|International Classification||H02M3/156, H02M1/12, H02M7/155, H02M1/42, H02M3/155, H02M1/00, H02M7/12, H02M7/06|
|Cooperative Classification||H02M1/4225, Y02B70/126, H02M3/1563|
|European Classification||H02M1/42B5, H02M3/156B|
|Aug 10, 1987||AS||Assignment|
Owner name: PATENT-TREUHAND-GESELLSCHAFT, HELLABRUNNERSTR 1, D
Free format text: ASSIGNMENT OF ASSIGNORS INTEREST.;ASSIGNORS:BERNITZ, FRANZ;STATNIC, EUGEN;HANSMANN, FRANK;REEL/FRAME:004801/0303
Effective date: 19870728
Owner name: PATENT-TREUHAND-GESELLSCHAFT, HELLABRUNNERSTR 1, D
Free format text: ASSIGNMENT OF ASSIGNORS INTEREST;ASSIGNORS:BERNITZ, FRANZ;STATNIC, EUGEN;HANSMANN, FRANK;REEL/FRAME:004801/0303

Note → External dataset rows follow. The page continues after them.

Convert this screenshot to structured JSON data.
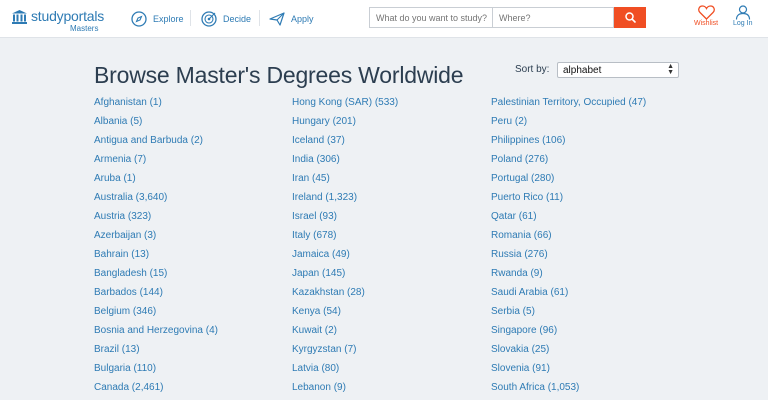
{
  "header": {
    "logo": {
      "name": "studyportals",
      "sub": "Masters"
    },
    "nav": [
      {
        "label": "Explore",
        "icon": "compass-icon"
      },
      {
        "label": "Decide",
        "icon": "target-icon"
      },
      {
        "label": "Apply",
        "icon": "paper-plane-icon"
      }
    ],
    "search": {
      "what_placeholder": "What do you want to study?",
      "where_placeholder": "Where?",
      "button_icon": "search-icon"
    },
    "wishlist_label": "Wishlist",
    "login_label": "Log In",
    "accent": "#f04e23",
    "link_color": "#2e7bb4"
  },
  "main": {
    "title": "Browse Master's Degrees Worldwide",
    "sort": {
      "label": "Sort by:",
      "selected": "alphabet"
    },
    "columns": [
      [
        "Afghanistan (1)",
        "Albania (5)",
        "Antigua and Barbuda (2)",
        "Armenia (7)",
        "Aruba (1)",
        "Australia (3,640)",
        "Austria (323)",
        "Azerbaijan (3)",
        "Bahrain (13)",
        "Bangladesh (15)",
        "Barbados (144)",
        "Belgium (346)",
        "Bosnia and Herzegovina (4)",
        "Brazil (13)",
        "Bulgaria (110)",
        "Canada (2,461)"
      ],
      [
        "Hong Kong (SAR) (533)",
        "Hungary (201)",
        "Iceland (37)",
        "India (306)",
        "Iran (45)",
        "Ireland (1,323)",
        "Israel (93)",
        "Italy (678)",
        "Jamaica (49)",
        "Japan (145)",
        "Kazakhstan (28)",
        "Kenya (54)",
        "Kuwait (2)",
        "Kyrgyzstan (7)",
        "Latvia (80)",
        "Lebanon (9)"
      ],
      [
        "Palestinian Territory, Occupied (47)",
        "Peru (2)",
        "Philippines (106)",
        "Poland (276)",
        "Portugal (280)",
        "Puerto Rico (11)",
        "Qatar (61)",
        "Romania (66)",
        "Russia (276)",
        "Rwanda (9)",
        "Saudi Arabia (61)",
        "Serbia (5)",
        "Singapore (96)",
        "Slovakia (25)",
        "Slovenia (91)",
        "South Africa (1,053)"
      ]
    ]
  }
}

Effective date: 19870728
|Jun 1, 1992||FPAY||Fee payment|
Year of fee payment: 4
|May 22, 1996||FPAY||Fee payment|
Year of fee payment: 8
|May 22, 2000||FPAY||Fee payment|
Year of fee payment: 12